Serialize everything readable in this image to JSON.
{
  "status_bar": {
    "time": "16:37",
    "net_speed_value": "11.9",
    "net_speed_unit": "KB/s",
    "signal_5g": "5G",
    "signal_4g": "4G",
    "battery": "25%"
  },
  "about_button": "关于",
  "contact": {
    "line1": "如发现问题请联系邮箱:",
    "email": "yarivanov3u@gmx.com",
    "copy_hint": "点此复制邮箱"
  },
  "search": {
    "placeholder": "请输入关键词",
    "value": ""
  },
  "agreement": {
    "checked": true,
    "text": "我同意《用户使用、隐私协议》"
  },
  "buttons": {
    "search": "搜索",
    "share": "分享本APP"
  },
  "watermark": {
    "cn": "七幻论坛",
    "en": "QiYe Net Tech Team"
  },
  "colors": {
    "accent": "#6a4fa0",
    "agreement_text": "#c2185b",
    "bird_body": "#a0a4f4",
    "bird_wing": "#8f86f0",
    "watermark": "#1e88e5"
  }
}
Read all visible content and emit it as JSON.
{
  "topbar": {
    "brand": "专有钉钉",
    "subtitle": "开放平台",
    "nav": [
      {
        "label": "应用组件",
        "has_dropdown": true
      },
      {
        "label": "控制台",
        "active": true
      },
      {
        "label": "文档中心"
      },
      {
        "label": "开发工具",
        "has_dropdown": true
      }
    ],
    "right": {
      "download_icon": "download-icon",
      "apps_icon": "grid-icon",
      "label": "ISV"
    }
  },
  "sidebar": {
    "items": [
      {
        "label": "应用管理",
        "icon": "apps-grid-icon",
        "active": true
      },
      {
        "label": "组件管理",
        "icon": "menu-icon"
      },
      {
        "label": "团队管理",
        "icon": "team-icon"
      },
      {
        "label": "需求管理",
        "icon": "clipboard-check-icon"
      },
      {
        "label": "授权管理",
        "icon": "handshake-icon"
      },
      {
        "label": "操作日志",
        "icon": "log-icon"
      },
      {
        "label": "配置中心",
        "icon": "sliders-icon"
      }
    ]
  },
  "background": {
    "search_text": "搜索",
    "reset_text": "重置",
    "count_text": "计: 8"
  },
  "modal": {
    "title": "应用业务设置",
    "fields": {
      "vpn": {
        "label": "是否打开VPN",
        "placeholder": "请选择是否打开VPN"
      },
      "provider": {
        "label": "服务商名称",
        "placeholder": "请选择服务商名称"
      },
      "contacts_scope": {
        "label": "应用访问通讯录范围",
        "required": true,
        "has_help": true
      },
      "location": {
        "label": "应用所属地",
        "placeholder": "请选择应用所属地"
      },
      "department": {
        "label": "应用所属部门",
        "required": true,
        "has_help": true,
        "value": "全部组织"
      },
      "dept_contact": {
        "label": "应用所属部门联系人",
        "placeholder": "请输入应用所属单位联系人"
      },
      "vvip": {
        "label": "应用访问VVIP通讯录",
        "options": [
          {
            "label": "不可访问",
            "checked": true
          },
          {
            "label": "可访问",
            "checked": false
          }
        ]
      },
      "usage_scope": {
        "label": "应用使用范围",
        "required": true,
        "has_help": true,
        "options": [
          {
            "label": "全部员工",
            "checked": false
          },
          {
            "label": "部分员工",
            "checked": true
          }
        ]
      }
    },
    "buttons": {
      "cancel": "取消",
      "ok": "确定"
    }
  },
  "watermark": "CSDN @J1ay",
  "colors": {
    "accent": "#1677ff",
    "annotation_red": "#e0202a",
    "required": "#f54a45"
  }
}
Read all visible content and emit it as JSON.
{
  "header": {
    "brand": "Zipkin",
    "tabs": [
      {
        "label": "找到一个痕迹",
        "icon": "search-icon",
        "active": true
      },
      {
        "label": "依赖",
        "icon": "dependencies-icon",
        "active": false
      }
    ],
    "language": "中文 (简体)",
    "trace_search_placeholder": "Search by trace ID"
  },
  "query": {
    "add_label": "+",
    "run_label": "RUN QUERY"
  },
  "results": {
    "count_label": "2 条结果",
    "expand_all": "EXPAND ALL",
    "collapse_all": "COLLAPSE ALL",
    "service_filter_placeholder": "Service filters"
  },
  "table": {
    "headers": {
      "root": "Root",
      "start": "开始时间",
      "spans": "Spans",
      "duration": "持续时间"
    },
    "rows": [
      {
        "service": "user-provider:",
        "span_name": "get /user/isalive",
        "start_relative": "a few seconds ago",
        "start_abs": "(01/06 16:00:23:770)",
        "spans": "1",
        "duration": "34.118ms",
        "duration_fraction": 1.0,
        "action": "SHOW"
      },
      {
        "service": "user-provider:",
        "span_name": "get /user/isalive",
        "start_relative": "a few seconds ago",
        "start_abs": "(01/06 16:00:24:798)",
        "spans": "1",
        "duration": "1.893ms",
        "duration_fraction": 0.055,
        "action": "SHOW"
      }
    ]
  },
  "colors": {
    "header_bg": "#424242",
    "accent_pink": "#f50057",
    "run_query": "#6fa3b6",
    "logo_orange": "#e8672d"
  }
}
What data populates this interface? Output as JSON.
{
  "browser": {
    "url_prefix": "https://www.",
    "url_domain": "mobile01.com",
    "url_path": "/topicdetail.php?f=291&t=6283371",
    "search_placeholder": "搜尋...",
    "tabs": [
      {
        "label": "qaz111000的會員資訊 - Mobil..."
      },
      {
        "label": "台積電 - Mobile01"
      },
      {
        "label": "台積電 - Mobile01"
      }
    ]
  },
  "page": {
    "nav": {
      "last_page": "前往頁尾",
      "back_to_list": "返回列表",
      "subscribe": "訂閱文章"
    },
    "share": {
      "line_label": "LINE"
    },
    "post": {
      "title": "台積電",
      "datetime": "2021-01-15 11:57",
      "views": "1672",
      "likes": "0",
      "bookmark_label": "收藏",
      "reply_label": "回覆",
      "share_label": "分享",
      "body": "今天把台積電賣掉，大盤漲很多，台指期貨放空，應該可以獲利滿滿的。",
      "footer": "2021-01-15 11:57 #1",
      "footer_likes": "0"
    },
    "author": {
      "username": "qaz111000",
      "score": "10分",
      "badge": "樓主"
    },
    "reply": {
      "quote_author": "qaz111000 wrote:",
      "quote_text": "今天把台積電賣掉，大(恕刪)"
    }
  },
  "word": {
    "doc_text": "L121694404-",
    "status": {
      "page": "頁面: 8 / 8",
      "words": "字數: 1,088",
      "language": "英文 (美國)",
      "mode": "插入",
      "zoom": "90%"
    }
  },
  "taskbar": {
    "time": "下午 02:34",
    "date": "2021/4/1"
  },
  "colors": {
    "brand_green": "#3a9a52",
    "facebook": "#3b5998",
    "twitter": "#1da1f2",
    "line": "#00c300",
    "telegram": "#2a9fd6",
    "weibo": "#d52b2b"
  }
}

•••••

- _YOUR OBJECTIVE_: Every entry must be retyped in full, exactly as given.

- _SOLUTION TO THIS PROBLEM_:
Serialize everything readable in this image to JSON.
{
  "status_bar": {
    "time": "16:37",
    "net_speed_value": "11.9",
    "net_speed_unit": "KB/s",
    "signal_5g": "5G",
    "signal_4g": "4G",
    "battery": "25%"
  },
  "about_button": "关于",
  "contact": {
    "line1": "如发现问题请联系邮箱:",
    "email": "yarivanov3u@gmx.com",
    "copy_hint": "点此复制邮箱"
  },
  "search": {
    "placeholder": "请输入关键词",
    "value": ""
  },
  "agreement": {
    "checked": true,
    "text": "我同意《用户使用、隐私协议》"
  },
  "buttons": {
    "search": "搜索",
    "share": "分享本APP"
  },
  "watermark": {
    "cn": "七幻论坛",
    "en": "QiYe Net Tech Team"
  },
  "colors": {
    "accent": "#6a4fa0",
    "agreement_text": "#c2185b",
    "bird_body": "#a0a4f4",
    "bird_wing": "#8f86f0",
    "watermark": "#1e88e5"
  }
}
Read all visible content and emit it as JSON.
{
  "topbar": {
    "brand": "专有钉钉",
    "subtitle": "开放平台",
    "nav": [
      {
        "label": "应用组件",
        "has_dropdown": true
      },
      {
        "label": "控制台",
        "active": true
      },
      {
        "label": "文档中心"
      },
      {
        "label": "开发工具",
        "has_dropdown": true
      }
    ],
    "right": {
      "download_icon": "download-icon",
      "apps_icon": "grid-icon",
      "label": "ISV"
    }
  },
  "sidebar": {
    "items": [
      {
        "label": "应用管理",
        "icon": "apps-grid-icon",
        "active": true
      },
      {
        "label": "组件管理",
        "icon": "menu-icon"
      },
      {
        "label": "团队管理",
        "icon": "team-icon"
      },
      {
        "label": "需求管理",
        "icon": "clipboard-check-icon"
      },
      {
        "label": "授权管理",
        "icon": "handshake-icon"
      },
      {
        "label": "操作日志",
        "icon": "log-icon"
      },
      {
        "label": "配置中心",
        "icon": "sliders-icon"
      }
    ]
  },
  "background": {
    "search_text": "搜索",
    "reset_text": "重置",
    "count_text": "计: 8"
  },
  "modal": {
    "title": "应用业务设置",
    "fields": {
      "vpn": {
        "label": "是否打开VPN",
        "placeholder": "请选择是否打开VPN"
      },
      "provider": {
        "label": "服务商名称",
        "placeholder": "请选择服务商名称"
      },
      "contacts_scope": {
        "label": "应用访问通讯录范围",
        "required": true,
        "has_help": true
      },
      "location": {
        "label": "应用所属地",
        "placeholder": "请选择应用所属地"
      },
      "department": {
        "label": "应用所属部门",
        "required": true,
        "has_help": true,
        "value": "全部组织"
      },
      "dept_contact": {
        "label": "应用所属部门联系人",
        "placeholder": "请输入应用所属单位联系人"
      },
      "vvip": {
        "label": "应用访问VVIP通讯录",
        "options": [
          {
            "label": "不可访问",
            "checked": true
          },
          {
            "label": "可访问",
            "checked": false
          }
        ]
      },
      "usage_scope": {
        "label": "应用使用范围",
        "required": true,
        "has_help": true,
        "options": [
          {
            "label": "全部员工",
            "checked": false
          },
          {
            "label": "部分员工",
            "checked": true
          }
        ]
      }
    },
    "buttons": {
      "cancel": "取消",
      "ok": "确定"
    }
  },
  "watermark": "CSDN @J1ay",
  "colors": {
    "accent": "#1677ff",
    "annotation_red": "#e0202a",
    "required": "#f54a45"
  }
}
Read all visible content and emit it as JSON.
{
  "header": {
    "brand": "Zipkin",
    "tabs": [
      {
        "label": "找到一个痕迹",
        "icon": "search-icon",
        "active": true
      },
      {
        "label": "依赖",
        "icon": "dependencies-icon",
        "active": false
      }
    ],
    "language": "中文 (简体)",
    "trace_search_placeholder": "Search by trace ID"
  },
  "query": {
    "add_label": "+",
    "run_label": "RUN QUERY"
  },
  "results": {
    "count_label": "2 条结果",
    "expand_all": "EXPAND ALL",
    "collapse_all": "COLLAPSE ALL",
    "service_filter_placeholder": "Service filters"
  },
  "table": {
    "headers": {
      "root": "Root",
      "start": "开始时间",
      "spans": "Spans",
      "duration": "持续时间"
    },
    "rows": [
      {
        "service": "user-provider:",
        "span_name": "get /user/isalive",
        "start_relative": "a few seconds ago",
        "start_abs": "(01/06 16:00:23:770)",
        "spans": "1",
        "duration": "34.118ms",
        "duration_fraction": 1.0,
        "action": "SHOW"
      },
      {
        "service": "user-provider:",
        "span_name": "get /user/isalive",
        "start_relative": "a few seconds ago",
        "start_abs": "(01/06 16:00:24:798)",
        "spans": "1",
        "duration": "1.893ms",
        "duration_fraction": 0.055,
        "action": "SHOW"
      }
    ]
  },
  "colors": {
    "header_bg": "#424242",
    "accent_pink": "#f50057",
    "run_query": "#6fa3b6",
    "logo_orange": "#e8672d"
  }
}
What data populates this interface? Output as JSON.
{
  "browser": {
    "url_prefix": "https://www.",
    "url_domain": "mobile01.com",
    "url_path": "/topicdetail.php?f=291&t=6283371",
    "search_placeholder": "搜尋...",
    "tabs": [
      {
        "label": "qaz111000的會員資訊 - Mobil..."
      },
      {
        "label": "台積電 - Mobile01"
      },
      {
        "label": "台積電 - Mobile01"
      }
    ]
  },
  "page": {
    "nav": {
      "last_page": "前往頁尾",
      "back_to_list": "返回列表",
      "subscribe": "訂閱文章"
    },
    "share": {
      "line_label": "LINE"
    },
    "post": {
      "title": "台積電",
      "datetime": "2021-01-15 11:57",
      "views": "1672",
      "likes": "0",
      "bookmark_label": "收藏",
      "reply_label": "回覆",
      "share_label": "分享",
      "body": "今天把台積電賣掉，大盤漲很多，台指期貨放空，應該可以獲利滿滿的。",
      "footer": "2021-01-15 11:57 #1",
      "footer_likes": "0"
    },
    "author": {
      "username": "qaz111000",
      "score": "10分",
      "badge": "樓主"
    },
    "reply": {
      "quote_author": "qaz111000 wrote:",
      "quote_text": "今天把台積電賣掉，大(恕刪)"
    }
  },
  "word": {
    "doc_text": "L121694404-",
    "status": {
      "page": "頁面: 8 / 8",
      "words": "字數: 1,088",
      "language": "英文 (美國)",
      "mode": "插入",
      "zoom": "90%"
    }
  },
  "taskbar": {
    "time": "下午 02:34",
    "date": "2021/4/1"
  },
  "colors": {
    "brand_green": "#3a9a52",
    "facebook": "#3b5998",
    "twitter": "#1da1f2",
    "line": "#00c300",
    "telegram": "#2a9fd6",
    "weibo": "#d52b2b"
  }
}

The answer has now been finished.